- _WHAT TO PRODUCE_: Each line of the listing that contains "photo" should be found and copied.

- _SUPPLIED ENTRIES_:

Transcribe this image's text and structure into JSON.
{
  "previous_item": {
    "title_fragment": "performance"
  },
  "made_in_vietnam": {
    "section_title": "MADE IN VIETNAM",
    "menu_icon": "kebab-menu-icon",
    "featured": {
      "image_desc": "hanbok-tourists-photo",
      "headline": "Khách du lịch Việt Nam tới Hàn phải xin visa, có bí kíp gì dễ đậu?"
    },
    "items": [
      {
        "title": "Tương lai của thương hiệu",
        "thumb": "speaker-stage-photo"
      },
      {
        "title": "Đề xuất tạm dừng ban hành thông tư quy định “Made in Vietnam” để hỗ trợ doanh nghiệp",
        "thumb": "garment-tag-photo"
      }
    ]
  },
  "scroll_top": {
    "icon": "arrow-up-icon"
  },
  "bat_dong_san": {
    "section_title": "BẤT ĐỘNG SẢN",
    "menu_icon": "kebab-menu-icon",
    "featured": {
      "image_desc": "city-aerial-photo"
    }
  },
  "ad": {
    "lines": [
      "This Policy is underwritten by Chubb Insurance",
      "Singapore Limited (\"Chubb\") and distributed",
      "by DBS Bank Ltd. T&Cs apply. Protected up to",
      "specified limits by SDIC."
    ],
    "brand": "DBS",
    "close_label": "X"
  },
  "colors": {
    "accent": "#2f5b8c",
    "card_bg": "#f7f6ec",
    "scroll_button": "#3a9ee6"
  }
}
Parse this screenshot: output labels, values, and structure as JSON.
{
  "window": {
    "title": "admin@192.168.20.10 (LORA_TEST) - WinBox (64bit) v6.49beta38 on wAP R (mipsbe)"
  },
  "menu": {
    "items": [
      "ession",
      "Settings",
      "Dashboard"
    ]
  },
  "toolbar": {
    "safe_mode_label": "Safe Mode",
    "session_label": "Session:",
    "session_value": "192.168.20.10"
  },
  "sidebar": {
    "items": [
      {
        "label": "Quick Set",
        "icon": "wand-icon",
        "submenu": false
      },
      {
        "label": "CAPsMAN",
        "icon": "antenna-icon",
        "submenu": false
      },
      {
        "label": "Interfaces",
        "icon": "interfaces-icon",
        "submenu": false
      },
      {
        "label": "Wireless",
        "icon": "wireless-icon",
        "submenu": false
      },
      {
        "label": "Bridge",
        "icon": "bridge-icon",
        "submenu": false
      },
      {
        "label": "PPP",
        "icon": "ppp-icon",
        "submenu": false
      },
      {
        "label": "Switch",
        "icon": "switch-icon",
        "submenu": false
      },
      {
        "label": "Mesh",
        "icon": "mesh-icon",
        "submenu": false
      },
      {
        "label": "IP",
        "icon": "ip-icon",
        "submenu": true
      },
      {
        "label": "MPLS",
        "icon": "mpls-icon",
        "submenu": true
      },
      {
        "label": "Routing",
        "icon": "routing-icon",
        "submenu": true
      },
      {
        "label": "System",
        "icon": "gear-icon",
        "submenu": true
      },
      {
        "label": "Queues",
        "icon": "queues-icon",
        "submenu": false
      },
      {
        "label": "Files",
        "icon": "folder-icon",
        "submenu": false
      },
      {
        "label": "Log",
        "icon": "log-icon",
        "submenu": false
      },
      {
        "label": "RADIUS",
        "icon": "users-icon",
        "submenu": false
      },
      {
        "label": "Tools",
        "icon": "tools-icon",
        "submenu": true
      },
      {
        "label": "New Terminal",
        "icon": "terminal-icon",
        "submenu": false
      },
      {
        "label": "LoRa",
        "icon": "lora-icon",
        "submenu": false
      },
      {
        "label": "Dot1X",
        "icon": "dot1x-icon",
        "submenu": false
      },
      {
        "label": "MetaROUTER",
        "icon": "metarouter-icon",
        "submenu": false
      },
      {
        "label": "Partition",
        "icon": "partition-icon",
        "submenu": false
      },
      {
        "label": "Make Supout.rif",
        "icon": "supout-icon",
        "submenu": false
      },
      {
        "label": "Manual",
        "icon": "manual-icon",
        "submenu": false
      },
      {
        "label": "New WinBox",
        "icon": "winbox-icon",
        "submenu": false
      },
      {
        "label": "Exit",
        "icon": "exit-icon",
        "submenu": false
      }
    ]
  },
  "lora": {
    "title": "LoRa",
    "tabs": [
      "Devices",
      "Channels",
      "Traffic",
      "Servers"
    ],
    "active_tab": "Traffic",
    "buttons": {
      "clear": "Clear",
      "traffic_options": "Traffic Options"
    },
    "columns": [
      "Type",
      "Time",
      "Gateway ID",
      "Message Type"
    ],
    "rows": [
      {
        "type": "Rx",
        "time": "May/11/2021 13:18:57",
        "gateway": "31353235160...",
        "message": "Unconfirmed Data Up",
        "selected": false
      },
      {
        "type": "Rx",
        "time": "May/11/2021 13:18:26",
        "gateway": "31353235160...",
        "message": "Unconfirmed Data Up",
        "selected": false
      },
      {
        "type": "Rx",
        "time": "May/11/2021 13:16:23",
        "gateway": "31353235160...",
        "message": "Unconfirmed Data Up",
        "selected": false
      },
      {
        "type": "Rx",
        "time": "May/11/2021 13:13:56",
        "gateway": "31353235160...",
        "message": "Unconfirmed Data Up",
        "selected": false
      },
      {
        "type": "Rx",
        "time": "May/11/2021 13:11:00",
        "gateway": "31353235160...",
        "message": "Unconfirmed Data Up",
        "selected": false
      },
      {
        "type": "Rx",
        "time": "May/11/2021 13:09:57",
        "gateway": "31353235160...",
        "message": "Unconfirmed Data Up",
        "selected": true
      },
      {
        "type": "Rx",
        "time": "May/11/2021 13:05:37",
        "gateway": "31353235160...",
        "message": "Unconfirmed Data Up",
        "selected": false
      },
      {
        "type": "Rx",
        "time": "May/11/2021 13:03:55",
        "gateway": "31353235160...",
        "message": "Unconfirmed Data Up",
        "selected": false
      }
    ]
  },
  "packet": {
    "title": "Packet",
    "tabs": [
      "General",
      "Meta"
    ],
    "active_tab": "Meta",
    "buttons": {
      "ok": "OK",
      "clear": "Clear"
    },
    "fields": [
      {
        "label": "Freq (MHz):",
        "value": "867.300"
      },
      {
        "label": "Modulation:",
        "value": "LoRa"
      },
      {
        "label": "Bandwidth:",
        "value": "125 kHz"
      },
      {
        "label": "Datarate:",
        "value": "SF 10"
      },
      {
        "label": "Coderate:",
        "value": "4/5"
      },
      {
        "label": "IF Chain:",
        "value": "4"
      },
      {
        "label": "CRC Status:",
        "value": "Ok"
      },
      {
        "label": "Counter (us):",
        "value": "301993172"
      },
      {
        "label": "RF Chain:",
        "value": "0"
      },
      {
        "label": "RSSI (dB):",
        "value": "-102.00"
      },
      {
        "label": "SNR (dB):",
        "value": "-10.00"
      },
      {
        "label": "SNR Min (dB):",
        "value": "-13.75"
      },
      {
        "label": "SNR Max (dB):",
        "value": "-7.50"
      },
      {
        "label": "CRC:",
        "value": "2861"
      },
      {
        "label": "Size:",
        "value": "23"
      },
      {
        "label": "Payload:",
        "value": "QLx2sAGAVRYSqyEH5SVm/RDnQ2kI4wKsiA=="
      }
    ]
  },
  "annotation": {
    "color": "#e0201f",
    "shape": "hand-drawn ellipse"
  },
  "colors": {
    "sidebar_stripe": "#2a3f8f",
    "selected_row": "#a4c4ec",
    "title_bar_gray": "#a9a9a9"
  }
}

- _TASK OUTPUT_:
      "image_desc": "hanbok-tourists-photo",
        "thumb": "speaker-stage-photo"
        "thumb": "garment-tag-photo"
      "image_desc": "city-aerial-photo"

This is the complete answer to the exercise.